_REQUIRED WORK_. Determine how many lines below contain the word "JSON", then state only that figure.

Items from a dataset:
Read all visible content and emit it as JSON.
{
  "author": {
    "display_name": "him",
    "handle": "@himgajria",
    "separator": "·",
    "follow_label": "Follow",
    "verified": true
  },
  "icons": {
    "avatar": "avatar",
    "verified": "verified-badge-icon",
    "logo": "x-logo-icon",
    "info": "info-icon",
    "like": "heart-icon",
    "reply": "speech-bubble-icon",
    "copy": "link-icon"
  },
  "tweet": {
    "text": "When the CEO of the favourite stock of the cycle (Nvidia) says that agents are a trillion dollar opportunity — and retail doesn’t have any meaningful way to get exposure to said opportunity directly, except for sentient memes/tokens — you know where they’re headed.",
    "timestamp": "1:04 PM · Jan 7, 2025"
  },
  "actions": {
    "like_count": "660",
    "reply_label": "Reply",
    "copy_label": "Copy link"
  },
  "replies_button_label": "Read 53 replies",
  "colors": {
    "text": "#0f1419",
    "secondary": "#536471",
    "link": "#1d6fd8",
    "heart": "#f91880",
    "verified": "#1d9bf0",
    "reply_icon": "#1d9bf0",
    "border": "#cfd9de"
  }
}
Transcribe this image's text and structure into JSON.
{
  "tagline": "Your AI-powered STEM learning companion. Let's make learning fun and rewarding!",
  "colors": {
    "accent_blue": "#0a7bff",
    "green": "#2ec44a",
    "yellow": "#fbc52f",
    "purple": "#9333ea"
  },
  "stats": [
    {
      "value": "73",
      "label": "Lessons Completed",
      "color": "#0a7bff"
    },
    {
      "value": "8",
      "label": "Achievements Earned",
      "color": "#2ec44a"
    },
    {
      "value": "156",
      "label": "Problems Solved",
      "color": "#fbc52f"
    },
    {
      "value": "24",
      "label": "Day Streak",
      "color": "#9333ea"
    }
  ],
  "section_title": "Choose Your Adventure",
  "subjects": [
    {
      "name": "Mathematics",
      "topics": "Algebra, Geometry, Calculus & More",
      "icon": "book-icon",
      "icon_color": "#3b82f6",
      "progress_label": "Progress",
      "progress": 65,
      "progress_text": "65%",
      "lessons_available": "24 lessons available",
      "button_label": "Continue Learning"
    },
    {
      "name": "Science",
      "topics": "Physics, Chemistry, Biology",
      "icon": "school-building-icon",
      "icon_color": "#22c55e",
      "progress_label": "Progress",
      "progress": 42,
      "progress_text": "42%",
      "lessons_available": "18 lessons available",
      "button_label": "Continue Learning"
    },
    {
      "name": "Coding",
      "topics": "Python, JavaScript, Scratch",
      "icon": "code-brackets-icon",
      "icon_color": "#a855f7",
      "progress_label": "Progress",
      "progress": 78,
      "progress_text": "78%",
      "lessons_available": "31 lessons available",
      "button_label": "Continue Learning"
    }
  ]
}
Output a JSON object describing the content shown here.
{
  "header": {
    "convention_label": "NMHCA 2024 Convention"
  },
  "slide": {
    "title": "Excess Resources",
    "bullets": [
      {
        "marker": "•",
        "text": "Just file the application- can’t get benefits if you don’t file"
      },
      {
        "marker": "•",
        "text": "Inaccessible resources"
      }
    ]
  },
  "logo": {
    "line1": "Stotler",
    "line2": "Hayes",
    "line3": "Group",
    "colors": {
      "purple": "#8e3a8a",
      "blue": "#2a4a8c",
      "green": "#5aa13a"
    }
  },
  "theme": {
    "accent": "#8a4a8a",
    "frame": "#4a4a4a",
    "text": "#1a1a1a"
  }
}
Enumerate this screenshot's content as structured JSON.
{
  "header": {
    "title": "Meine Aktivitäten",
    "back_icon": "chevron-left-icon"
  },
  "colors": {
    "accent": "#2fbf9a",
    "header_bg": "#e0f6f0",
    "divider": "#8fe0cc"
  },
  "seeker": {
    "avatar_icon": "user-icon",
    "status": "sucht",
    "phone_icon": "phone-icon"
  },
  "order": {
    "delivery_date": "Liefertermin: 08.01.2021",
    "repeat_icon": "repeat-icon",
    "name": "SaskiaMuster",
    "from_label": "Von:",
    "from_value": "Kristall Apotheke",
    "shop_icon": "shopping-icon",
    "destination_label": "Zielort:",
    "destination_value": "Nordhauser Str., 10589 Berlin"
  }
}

_EXPECTED ANSWER_. 4